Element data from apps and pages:
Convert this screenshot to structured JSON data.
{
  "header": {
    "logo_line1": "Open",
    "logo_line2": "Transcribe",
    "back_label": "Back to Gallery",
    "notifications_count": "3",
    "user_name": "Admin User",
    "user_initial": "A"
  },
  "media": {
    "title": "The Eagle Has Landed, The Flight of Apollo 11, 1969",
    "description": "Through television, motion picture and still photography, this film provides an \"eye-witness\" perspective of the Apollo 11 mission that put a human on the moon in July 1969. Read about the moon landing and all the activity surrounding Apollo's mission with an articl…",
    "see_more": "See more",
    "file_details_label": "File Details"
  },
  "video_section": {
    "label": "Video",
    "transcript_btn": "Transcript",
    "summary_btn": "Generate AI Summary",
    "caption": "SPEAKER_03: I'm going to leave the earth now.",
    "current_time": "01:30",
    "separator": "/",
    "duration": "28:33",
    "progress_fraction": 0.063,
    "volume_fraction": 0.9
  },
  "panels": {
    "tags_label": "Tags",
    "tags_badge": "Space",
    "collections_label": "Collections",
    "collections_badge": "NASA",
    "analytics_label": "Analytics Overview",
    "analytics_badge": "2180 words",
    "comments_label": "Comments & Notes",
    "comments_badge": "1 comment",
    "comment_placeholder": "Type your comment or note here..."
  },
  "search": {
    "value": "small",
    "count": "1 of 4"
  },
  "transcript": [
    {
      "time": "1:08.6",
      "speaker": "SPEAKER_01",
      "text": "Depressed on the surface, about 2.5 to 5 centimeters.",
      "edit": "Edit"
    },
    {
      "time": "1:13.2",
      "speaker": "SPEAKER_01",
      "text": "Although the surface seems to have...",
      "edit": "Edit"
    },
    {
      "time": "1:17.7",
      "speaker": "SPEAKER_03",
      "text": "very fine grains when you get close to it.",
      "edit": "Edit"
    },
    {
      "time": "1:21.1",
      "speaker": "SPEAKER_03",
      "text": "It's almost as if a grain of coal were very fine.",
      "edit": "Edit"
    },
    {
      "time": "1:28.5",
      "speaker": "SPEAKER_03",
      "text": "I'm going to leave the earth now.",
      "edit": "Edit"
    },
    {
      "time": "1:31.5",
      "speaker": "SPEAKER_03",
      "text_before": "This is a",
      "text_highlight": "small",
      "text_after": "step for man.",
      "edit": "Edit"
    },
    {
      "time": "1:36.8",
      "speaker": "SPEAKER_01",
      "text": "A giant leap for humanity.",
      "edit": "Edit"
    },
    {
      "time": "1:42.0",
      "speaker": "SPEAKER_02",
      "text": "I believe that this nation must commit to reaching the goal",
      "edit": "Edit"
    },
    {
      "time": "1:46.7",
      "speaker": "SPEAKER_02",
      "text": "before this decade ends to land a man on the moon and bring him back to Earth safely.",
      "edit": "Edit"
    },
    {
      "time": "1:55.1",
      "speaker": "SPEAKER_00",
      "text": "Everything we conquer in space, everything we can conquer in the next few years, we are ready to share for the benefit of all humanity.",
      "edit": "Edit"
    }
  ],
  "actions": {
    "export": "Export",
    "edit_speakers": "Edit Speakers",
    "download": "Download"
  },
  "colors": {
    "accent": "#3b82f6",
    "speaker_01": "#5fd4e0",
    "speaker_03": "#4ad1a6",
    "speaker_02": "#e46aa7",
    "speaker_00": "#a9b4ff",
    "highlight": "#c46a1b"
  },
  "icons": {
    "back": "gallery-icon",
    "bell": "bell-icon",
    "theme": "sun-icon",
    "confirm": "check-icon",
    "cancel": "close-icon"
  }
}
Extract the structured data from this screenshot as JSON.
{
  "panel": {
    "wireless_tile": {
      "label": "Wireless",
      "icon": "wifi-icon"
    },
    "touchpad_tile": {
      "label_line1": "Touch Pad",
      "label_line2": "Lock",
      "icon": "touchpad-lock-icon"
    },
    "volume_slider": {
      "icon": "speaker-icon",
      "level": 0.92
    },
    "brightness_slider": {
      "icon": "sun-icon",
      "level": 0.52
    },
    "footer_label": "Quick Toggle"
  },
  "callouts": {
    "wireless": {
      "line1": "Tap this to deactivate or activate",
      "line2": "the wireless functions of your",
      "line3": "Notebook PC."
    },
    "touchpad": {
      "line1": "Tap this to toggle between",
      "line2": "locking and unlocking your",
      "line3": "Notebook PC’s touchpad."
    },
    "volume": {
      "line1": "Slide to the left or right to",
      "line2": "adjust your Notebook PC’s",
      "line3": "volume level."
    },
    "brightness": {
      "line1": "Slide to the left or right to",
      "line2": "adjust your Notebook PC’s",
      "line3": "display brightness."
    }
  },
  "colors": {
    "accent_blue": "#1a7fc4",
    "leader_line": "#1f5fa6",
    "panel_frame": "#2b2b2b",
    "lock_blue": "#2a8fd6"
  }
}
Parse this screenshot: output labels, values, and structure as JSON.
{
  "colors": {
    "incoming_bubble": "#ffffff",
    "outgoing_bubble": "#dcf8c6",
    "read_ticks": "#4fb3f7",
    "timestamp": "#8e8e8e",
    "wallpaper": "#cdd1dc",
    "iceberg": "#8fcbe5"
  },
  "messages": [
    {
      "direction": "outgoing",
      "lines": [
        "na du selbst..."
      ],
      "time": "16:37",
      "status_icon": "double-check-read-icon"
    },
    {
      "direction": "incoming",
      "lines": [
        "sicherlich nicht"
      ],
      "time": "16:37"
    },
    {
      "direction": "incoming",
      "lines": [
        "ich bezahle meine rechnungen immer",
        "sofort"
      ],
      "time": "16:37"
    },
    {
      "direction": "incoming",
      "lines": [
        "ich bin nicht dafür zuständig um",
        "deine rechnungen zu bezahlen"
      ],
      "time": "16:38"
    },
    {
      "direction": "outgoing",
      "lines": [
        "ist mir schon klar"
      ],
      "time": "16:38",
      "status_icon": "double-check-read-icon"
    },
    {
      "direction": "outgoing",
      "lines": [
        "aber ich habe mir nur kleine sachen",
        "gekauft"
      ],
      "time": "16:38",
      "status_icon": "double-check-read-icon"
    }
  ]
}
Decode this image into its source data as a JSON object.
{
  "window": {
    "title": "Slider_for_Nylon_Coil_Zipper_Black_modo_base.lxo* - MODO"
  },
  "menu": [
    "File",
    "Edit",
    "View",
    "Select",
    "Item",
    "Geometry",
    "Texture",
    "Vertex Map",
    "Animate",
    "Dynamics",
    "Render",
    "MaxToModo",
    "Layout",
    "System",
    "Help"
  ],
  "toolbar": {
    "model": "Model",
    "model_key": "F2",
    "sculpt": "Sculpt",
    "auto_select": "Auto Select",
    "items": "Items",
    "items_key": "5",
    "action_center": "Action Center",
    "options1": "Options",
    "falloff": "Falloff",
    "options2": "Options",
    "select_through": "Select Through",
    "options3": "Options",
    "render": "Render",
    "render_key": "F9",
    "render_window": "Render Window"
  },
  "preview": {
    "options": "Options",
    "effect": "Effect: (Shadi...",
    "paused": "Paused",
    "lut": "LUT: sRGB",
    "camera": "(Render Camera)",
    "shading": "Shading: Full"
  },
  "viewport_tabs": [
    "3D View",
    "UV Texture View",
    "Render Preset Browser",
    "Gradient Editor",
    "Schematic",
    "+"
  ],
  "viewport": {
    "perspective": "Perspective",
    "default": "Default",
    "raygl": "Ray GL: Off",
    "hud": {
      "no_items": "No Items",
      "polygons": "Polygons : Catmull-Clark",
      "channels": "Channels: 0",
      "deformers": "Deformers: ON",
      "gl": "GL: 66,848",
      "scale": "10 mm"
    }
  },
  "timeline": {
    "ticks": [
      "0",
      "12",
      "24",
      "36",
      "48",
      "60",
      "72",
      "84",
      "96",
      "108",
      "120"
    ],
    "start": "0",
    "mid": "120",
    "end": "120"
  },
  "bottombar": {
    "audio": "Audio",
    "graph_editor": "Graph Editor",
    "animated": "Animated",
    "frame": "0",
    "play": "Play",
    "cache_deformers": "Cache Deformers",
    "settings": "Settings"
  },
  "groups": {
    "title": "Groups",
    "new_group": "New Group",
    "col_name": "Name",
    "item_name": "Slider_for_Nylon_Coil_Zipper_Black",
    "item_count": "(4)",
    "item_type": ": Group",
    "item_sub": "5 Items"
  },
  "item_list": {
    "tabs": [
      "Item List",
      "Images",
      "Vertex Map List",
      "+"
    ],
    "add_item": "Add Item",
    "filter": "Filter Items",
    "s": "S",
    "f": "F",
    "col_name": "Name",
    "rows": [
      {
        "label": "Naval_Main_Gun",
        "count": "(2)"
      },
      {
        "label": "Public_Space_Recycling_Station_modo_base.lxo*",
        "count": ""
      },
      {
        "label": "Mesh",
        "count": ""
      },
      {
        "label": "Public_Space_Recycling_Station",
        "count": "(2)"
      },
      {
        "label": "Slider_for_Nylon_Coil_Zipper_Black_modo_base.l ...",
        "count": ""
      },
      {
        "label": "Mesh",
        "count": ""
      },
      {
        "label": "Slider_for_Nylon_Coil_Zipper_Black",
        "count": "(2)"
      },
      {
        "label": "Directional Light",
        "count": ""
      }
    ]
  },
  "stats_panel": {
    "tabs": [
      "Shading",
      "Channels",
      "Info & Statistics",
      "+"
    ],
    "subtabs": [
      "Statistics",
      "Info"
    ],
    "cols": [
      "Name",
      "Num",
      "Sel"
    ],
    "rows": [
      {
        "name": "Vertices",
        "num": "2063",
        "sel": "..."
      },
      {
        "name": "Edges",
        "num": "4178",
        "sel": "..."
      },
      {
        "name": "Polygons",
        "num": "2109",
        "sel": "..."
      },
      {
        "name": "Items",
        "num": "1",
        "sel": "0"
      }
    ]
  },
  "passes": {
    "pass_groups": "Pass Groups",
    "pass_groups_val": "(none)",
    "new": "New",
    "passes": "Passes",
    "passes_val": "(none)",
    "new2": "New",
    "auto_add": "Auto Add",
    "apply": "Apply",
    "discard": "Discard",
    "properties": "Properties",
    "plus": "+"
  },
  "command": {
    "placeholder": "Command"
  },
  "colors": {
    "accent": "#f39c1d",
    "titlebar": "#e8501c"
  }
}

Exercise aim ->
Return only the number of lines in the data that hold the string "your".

Output below ->
5